Thank Coal and Prescription Drug Prices

Did Your Power Stay On During the Cold Spell? Thank Coal

Extreme cold temperatures at the end of January imposed hardships on many in Virginia as well as other parts of the country, closing schools and interrupting travel plans, among other difficulties. Some areas in the Midwest experienced record low temperatures well under zero degrees Fahrenheit.

Such periods of extreme cold can strain the electrical grid. The supply of natural gas is squeezed by production issues that arise due to the temperature and the fuel’s use for heating homes. Renewables are not generally as reliable in foul weather, either.

Coal, however, remains reliable, even when a polar vortex hits, so grid operators turn to it to keep your lights on. Data from PJM, which operates the electrical grid providing electricity across all or part of thirteen states including most of Virginia, show that the share of electricity it produced by coal jumped to 36.8%, up from 25.9% in October 2018.

I continue to support an all-of-the-above strategy for American energy production. The first month of 2019 proved again what should be clear: coal must continue to be an essential part of that strategy. It provides benefits that other energy sources cannot match, benefits that may have been the difference between enduring the polar vortex with your lights and heat on or with your power out.

Prescription Drug Prices: A Bipartisan Priority

A new Democrat majority in the House of Representatives generally means different priorities than the ones I support, but not in every case. Republicans and Democrats have worked together in the past on providing affordability and access to prescription drugs, and it looks like we will continue to have bipartisan cooperation on the issue.

I recently reintroduced a bill along with Congressman Peter Welch (D-VT) to target one aspect of prescription drug prices: retroactive fees on pharmacists for filling your prescriptions.

When pharmacists fill prescriptions and then apply for reimbursement from pharmacy benefit managers (PBMs), they can be subject to retroactive fees imposed by PBMs. It is equivalent to buying a tank of gas at one price and then finding out after the fact that you owe the gas station a lot more.

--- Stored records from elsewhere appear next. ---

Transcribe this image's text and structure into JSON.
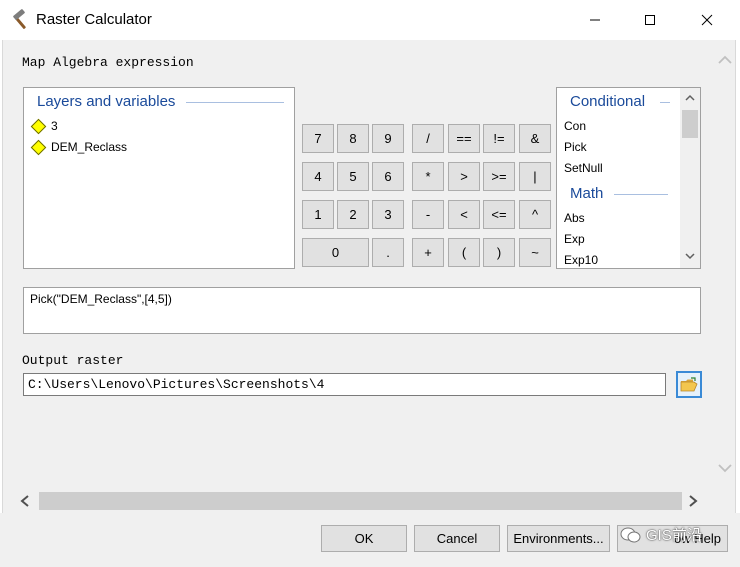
{
  "window": {
    "title": "Raster Calculator",
    "title_icon": "hammer-icon"
  },
  "labels": {
    "expression": "Map Algebra expression",
    "output": "Output raster"
  },
  "layers": {
    "header": "Layers and variables",
    "items": [
      "3",
      "DEM_Reclass"
    ]
  },
  "keypad": {
    "row1": [
      "7",
      "8",
      "9",
      "/",
      "==",
      "!=",
      "&"
    ],
    "row2": [
      "4",
      "5",
      "6",
      "*",
      ">",
      ">=",
      "|"
    ],
    "row3": [
      "1",
      "2",
      "3",
      "-",
      "<",
      "<=",
      "^"
    ],
    "row4": [
      "0",
      ".",
      "+",
      "(",
      ")",
      "~"
    ]
  },
  "functions": {
    "group1": "Conditional",
    "group1_items": [
      "Con",
      "Pick",
      "SetNull"
    ],
    "group2": "Math",
    "group2_items": [
      "Abs",
      "Exp",
      "Exp10"
    ]
  },
  "expression_value": "Pick(\"DEM_Reclass\",[4,5])",
  "output_value": "C:\\Users\\Lenovo\\Pictures\\Screenshots\\4",
  "buttons": {
    "ok": "OK",
    "cancel": "Cancel",
    "environments": "Environments...",
    "show_help": "ow Help"
  },
  "watermark": "GIS前沿",
  "colors": {
    "group_header": "#1a4a9a",
    "accent": "#3a8ad6"
  }
}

I’ve heard from community pharmacists in the Ninth District that this practice can hurt or even destroy their businesses. They don’t know what these fees will cost them, and sometimes the amounts charged are sizeable.

Community pharmacies often are essential providers for prescriptions in rural areas like Southwest Virginia. Fees that could drive them out of business jeopardize access to prescription drugs for the people in our communities that need them.

Congressman Welch and I introduced legislation to make sure that pharmacists are reimbursed at the rates they were promised. We had introduced the bill in past years. While we don’t agree on many issues, this one has our shared interest.

In the past, when Republicans had the House majority, I have introduced it and he joined me as the lead cosponsor. This year, as he is part of the Democrat majority, he introduced and I joined him as the lead cosponsor. I don’t mind this switch as long as we make progress.

One positive sign coming from the Trump Administration is its work on a rule similar to the legislation we have proposed, eliminating these retroactive fees in Medicare. We have encouraged the Administration to take this step, and hopefully our work on this issue has been noted.

Additional encouraging signs have also come from the Administration, which has offered other proposals of its own to combat high prescription drug prices including a recent plan to encourage that rebates on prescription drugs go directly to patients. I look forward to studying what the Department of Health and Human Services issues.

As this new era of divided government gets underway, we may often be at odds. But I believe there are priorities that lend themselves to bipartisan cooperation. Prescription drug costs are one of these priorities, and I will work with anyone, Democrat or Republican, who wants to help average citizens struggling with the cost of filling their prescriptions.

If you have questions, concerns, or comments, feel free to contact my office. You can call my Abingdon office at 276-525-1405 or my Christiansburg office at 540-381-5671. To reach my office via email, please visit my website at Also on my website is the latest material from my office, including information on votes recently taken on the floor of the House of Representatives.